Plaintiff alleged that her daughter died as a result of a fire started with a Aim ‘n Flame II lighting rod. The lighting rod was designed by Tokai Corporatin in Japan and distributed by its wholly-owned subsidiary, Scripto-Tokai. The subsidiary admitted that Illinois courts had personal jurisdiction over it but the parent contested jurisdiction.

The Court put the issue and holding this way: “This case presents the question of whether a foreign corporation that designs a product can immunize itself from liability for negligent design by marketing the product through a subsidiary. We hold that it cannot. We find that the use of a subsidiary to introduce the product it designed to Illinois markets suffices for the exercise of personal jurisdiction over the foreign corporation for an action for negligent design.”

This doctor got hit for an excess verdict in a medical malpractice case. He assigned the patient his bad faith claim against his insurer, alleging that it refused to settle the case within the policy limits and assigned him a lawyer with a conflict. The patient won compensatory and punitive damages. The case is Jurinko v. The Medical Protective Company, No. 03-CV-4053 (E.D. Pa. March 29, 2006).

The trial judge affirmed entry of judgment and issued the opinion including the following remarks:

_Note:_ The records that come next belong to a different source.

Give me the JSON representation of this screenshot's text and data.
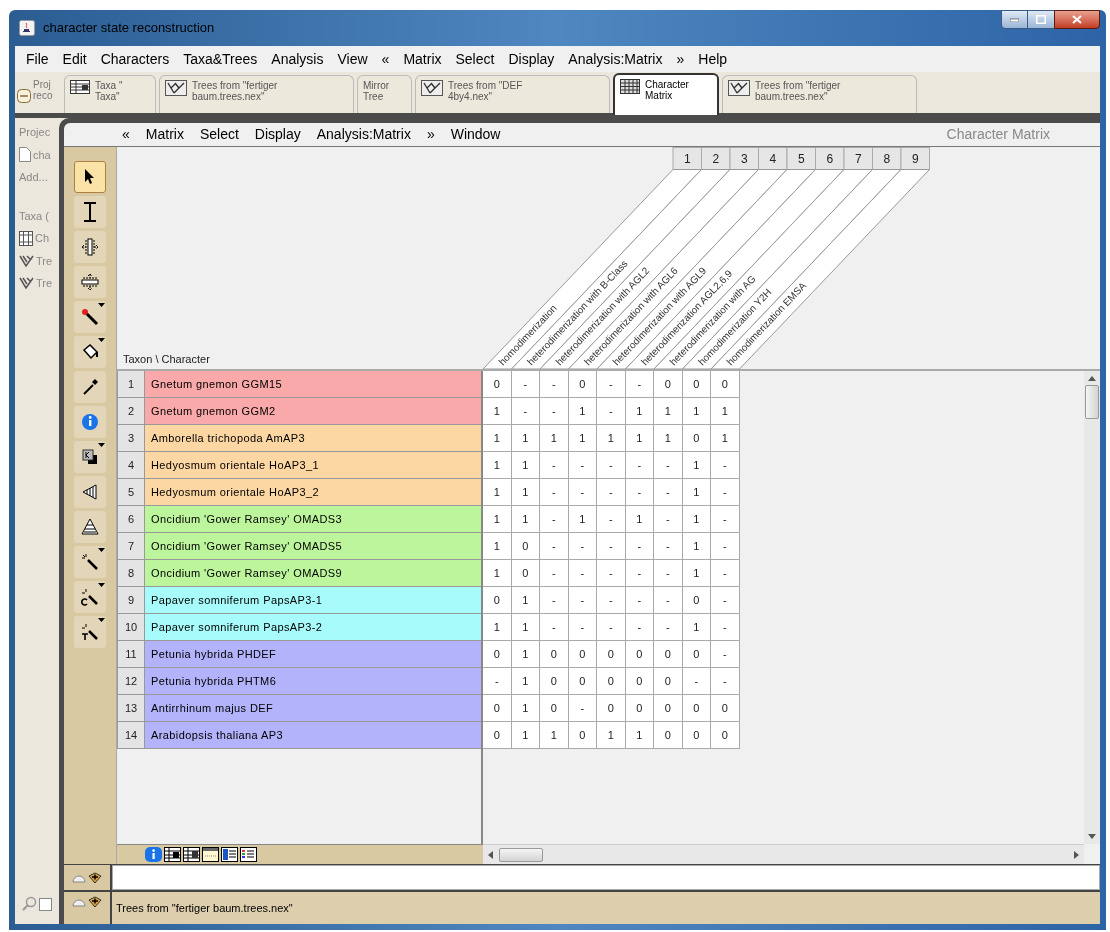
{
  "window": {
    "title": "character state reconstruction"
  },
  "menu": [
    "File",
    "Edit",
    "Characters",
    "Taxa&Trees",
    "Analysis",
    "View",
    "«",
    "Matrix",
    "Select",
    "Display",
    "Analysis:Matrix",
    "»",
    "Help"
  ],
  "tabs": [
    {
      "lines": [
        "Proj",
        "reco"
      ],
      "kind": "project",
      "selected": false
    },
    {
      "lines": [
        "Taxa \"",
        "Taxa\""
      ],
      "kind": "taxa",
      "selected": false
    },
    {
      "lines": [
        "Trees from \"fertiger",
        "baum.trees.nex\""
      ],
      "kind": "tree",
      "selected": false
    },
    {
      "lines": [
        "Mirror",
        "Tree"
      ],
      "kind": "plain",
      "selected": false
    },
    {
      "lines": [
        "Trees from \"DEF",
        "4by4.nex\""
      ],
      "kind": "tree",
      "selected": false
    },
    {
      "lines": [
        "Character",
        "Matrix"
      ],
      "kind": "matrix",
      "selected": true
    },
    {
      "lines": [
        "Trees from \"fertiger",
        "baum.trees.nex\""
      ],
      "kind": "tree",
      "selected": false
    }
  ],
  "project_panel": [
    {
      "label": "Projec",
      "kind": "heading"
    },
    {
      "label": "cha",
      "kind": "file"
    },
    {
      "label": "Add...",
      "kind": "plain"
    },
    {
      "label": "Taxa (",
      "kind": "heading"
    },
    {
      "label": "Ch",
      "kind": "matrix"
    },
    {
      "label": "Tre",
      "kind": "tree"
    },
    {
      "label": "Tre",
      "kind": "tree"
    }
  ],
  "inner_menu": [
    "«",
    "Matrix",
    "Select",
    "Display",
    "Analysis:Matrix",
    "»",
    "Window"
  ],
  "inner_title": "Character Matrix",
  "tools": [
    {
      "kind": "arrow",
      "selected": true,
      "menu": false
    },
    {
      "kind": "ibeam",
      "selected": false,
      "menu": false
    },
    {
      "kind": "colwidth",
      "selected": false,
      "menu": false
    },
    {
      "kind": "rowheight",
      "selected": false,
      "menu": false
    },
    {
      "kind": "brush",
      "selected": false,
      "menu": true
    },
    {
      "kind": "bucket",
      "selected": false,
      "menu": true
    },
    {
      "kind": "dropper",
      "selected": false,
      "menu": false
    },
    {
      "kind": "info",
      "selected": false,
      "menu": false
    },
    {
      "kind": "key",
      "selected": false,
      "menu": true
    },
    {
      "kind": "wedgeleft",
      "selected": false,
      "menu": false
    },
    {
      "kind": "wedgeup",
      "selected": false,
      "menu": false
    },
    {
      "kind": "wand",
      "selected": false,
      "menu": true
    },
    {
      "kind": "wandc",
      "selected": false,
      "menu": true
    },
    {
      "kind": "wandt",
      "selected": false,
      "menu": true
    }
  ],
  "matrix": {
    "corner_label": "Taxon \\ Character",
    "characters": [
      {
        "number": "1",
        "name": "homodimerization"
      },
      {
        "number": "2",
        "name": "heterodimerization with B-Class"
      },
      {
        "number": "3",
        "name": "heterodimerization with AGL2"
      },
      {
        "number": "4",
        "name": "heterodimerization with AGL6"
      },
      {
        "number": "5",
        "name": "heterodimerization with AGL9"
      },
      {
        "number": "6",
        "name": "heterodimerization AGL2,6,9"
      },
      {
        "number": "7",
        "name": "heterodimerization with AG"
      },
      {
        "number": "8",
        "name": "homodimerization Y2H"
      },
      {
        "number": "9",
        "name": "homodimerization EMSA"
      }
    ],
    "taxa": [
      {
        "number": "1",
        "name": "Gnetum gnemon GGM15",
        "color": "#f9a9a9",
        "states": [
          "0",
          "-",
          "-",
          "0",
          "-",
          "-",
          "0",
          "0",
          "0"
        ]
      },
      {
        "number": "2",
        "name": "Gnetum gnemon GGM2",
        "color": "#f9a9a9",
        "states": [
          "1",
          "-",
          "-",
          "1",
          "-",
          "1",
          "1",
          "1",
          "1"
        ]
      },
      {
        "number": "3",
        "name": "Amborella trichopoda AmAP3",
        "color": "#fdd7a3",
        "states": [
          "1",
          "1",
          "1",
          "1",
          "1",
          "1",
          "1",
          "0",
          "1"
        ]
      },
      {
        "number": "4",
        "name": "Hedyosmum orientale HoAP3_1",
        "color": "#fdd7a3",
        "states": [
          "1",
          "1",
          "-",
          "-",
          "-",
          "-",
          "-",
          "1",
          "-"
        ]
      },
      {
        "number": "5",
        "name": "Hedyosmum orientale HoAP3_2",
        "color": "#fdd7a3",
        "states": [
          "1",
          "1",
          "-",
          "-",
          "-",
          "-",
          "-",
          "1",
          "-"
        ]
      },
      {
        "number": "6",
        "name": "Oncidium 'Gower Ramsey' OMADS3",
        "color": "#bdf59d",
        "states": [
          "1",
          "1",
          "-",
          "1",
          "-",
          "1",
          "-",
          "1",
          "-"
        ]
      },
      {
        "number": "7",
        "name": "Oncidium 'Gower Ramsey' OMADS5",
        "color": "#bdf59d",
        "states": [
          "1",
          "0",
          "-",
          "-",
          "-",
          "-",
          "-",
          "1",
          "-"
        ]
      },
      {
        "number": "8",
        "name": "Oncidium 'Gower Ramsey' OMADS9",
        "color": "#bdf59d",
        "states": [
          "1",
          "0",
          "-",
          "-",
          "-",
          "-",
          "-",
          "1",
          "-"
        ]
      },
      {
        "number": "9",
        "name": "Papaver somniferum PapsAP3-1",
        "color": "#a8fbfb",
        "states": [
          "0",
          "1",
          "-",
          "-",
          "-",
          "-",
          "-",
          "0",
          "-"
        ]
      },
      {
        "number": "10",
        "name": "Papaver somniferum PapsAP3-2",
        "color": "#a8fbfb",
        "states": [
          "1",
          "1",
          "-",
          "-",
          "-",
          "-",
          "-",
          "1",
          "-"
        ]
      },
      {
        "number": "11",
        "name": "Petunia hybrida PHDEF",
        "color": "#b3b3fb",
        "states": [
          "0",
          "1",
          "0",
          "0",
          "0",
          "0",
          "0",
          "0",
          "-"
        ]
      },
      {
        "number": "12",
        "name": "Petunia hybrida PHTM6",
        "color": "#b3b3fb",
        "states": [
          "-",
          "1",
          "0",
          "0",
          "0",
          "0",
          "0",
          "-",
          "-"
        ]
      },
      {
        "number": "13",
        "name": "Antirrhinum majus DEF",
        "color": "#b3b3fb",
        "states": [
          "0",
          "1",
          "0",
          "-",
          "0",
          "0",
          "0",
          "0",
          "0"
        ]
      },
      {
        "number": "14",
        "name": "Arabidopsis thaliana AP3",
        "color": "#b3b3fb",
        "states": [
          "0",
          "1",
          "1",
          "0",
          "1",
          "1",
          "0",
          "0",
          "0"
        ]
      }
    ]
  },
  "search_checkbox": {
    "checked": false
  },
  "status": "Trees from \"fertiger baum.trees.nex\""
}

“[Defendant] Medical Protective employee James Alff admitted that he knew that [the original defendant] Dr. Marcincin’s exposure was in excess of $50,000, and yet he never offered more than $50,000.9 The jury also heard testimony that the [excess] CAT/MCARE fund had informed Medical Protective that their failure to tender was in bad faith and was undermining the settlement of the case. Alff admitted that Dr. Marcincin could not negotiate with funds from his $1 million secondary line of coverage (the CAT/MCARE fund) without tender of the full policy limits. Alff also admitted to unfair gamesmanship in his negotiating tactics, and attempting to get the CAT/MCARE fund to cover Dr. Marcincin’s liability from Dr. Edelman’s line of coverage in order to save Medical Protective money. The evidence demonstrated that both Alff and Jacqueline Busterna, who was negotiating for the CAT/MCARE fund, believed the case would settle for around $1 million. From the evidence presented, it was also possible for the jury to conclude that the Jurinkos would have been offered approximately $1 million had Medical Protective tendered its policy, even if the CAT/MCARE fund had not offered any money from Dr. Marcincin’s $1 million line of secondary insurance. Overall, the Court finds sufficient evidence for the jury to find bad faith.

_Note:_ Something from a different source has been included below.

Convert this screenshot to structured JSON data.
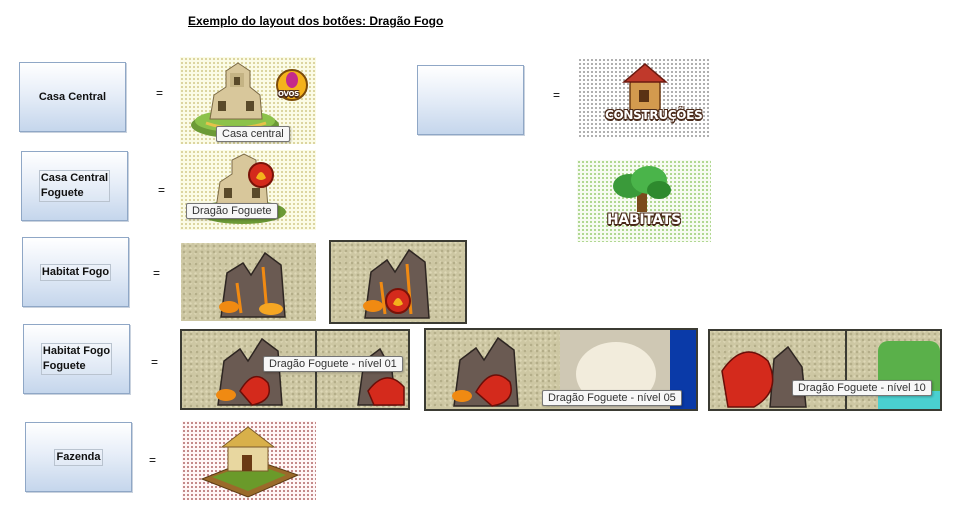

The Tennessee Supreme Court has granted a Rule 11 application in Johnson v. Tennessee Farmers Mutual Ins. Co. With this case, the Tennessee Supreme Court will decide whether the tort of “bad faith” exists is Tennessee.

Judge Inman’s decision in this case renders the tort virtually meaningless. It requires almost intentional conduct to give rise to liability.

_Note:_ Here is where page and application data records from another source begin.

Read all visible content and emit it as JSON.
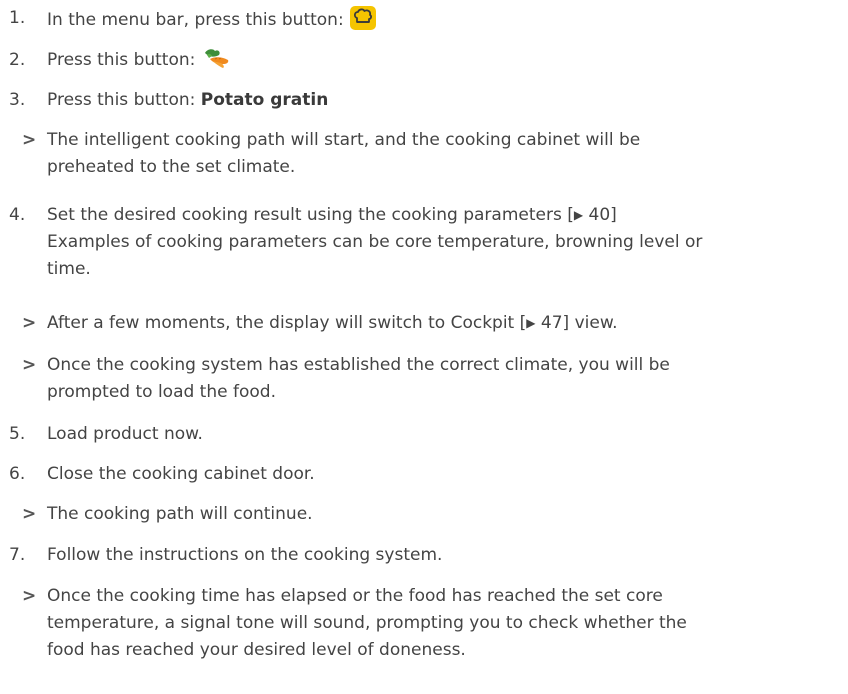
{
  "steps": [
    {
      "marker": "1.",
      "text": "In the menu bar, press this button:",
      "icon": "chef-hat-icon"
    },
    {
      "marker": "2.",
      "text": "Press this button:",
      "icon": "vegetables-icon"
    },
    {
      "marker": "3.",
      "text": "Press this button:",
      "bold": "Potato gratin"
    },
    {
      "marker": ">",
      "line1": "The intelligent cooking path will start, and the cooking cabinet will be",
      "line2": "preheated to the set climate."
    },
    {
      "marker": "4.",
      "line1_pre": "Set the desired cooking result using the cooking parameters [",
      "line1_arrow": "▶",
      "line1_num": " 40]",
      "line2": "Examples of cooking parameters can be core temperature, browning level or",
      "line3": "time."
    },
    {
      "marker": ">",
      "pre": "After a few moments, the display will switch to Cockpit [",
      "arrow": "▶",
      "num": " 47]",
      "post": " view."
    },
    {
      "marker": ">",
      "line1": "Once the cooking system has established the correct climate, you will be",
      "line2": "prompted to load the food."
    },
    {
      "marker": "5.",
      "text": "Load product now."
    },
    {
      "marker": "6.",
      "text": "Close the cooking cabinet door."
    },
    {
      "marker": ">",
      "text": "The cooking path will continue."
    },
    {
      "marker": "7.",
      "text": "Follow the instructions on the cooking system."
    },
    {
      "marker": ">",
      "line1": "Once the cooking time has elapsed or the food has reached the set core",
      "line2": "temperature, a signal tone will sound, prompting you to check whether the",
      "line3": "food has reached your desired level of doneness."
    }
  ],
  "colors": {
    "button_yellow": "#F5C400",
    "text": "#444444",
    "carrot": "#F08A1E",
    "leaf": "#3E8E3A"
  }
}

Judge Lee’s dissent says that the law of Tennessee is (and should be) that bad faith may be found if the jury determines from a consideration of all relevant factors that good faith was absent. She would not require proof of fraud or dishonesty.

Contact Information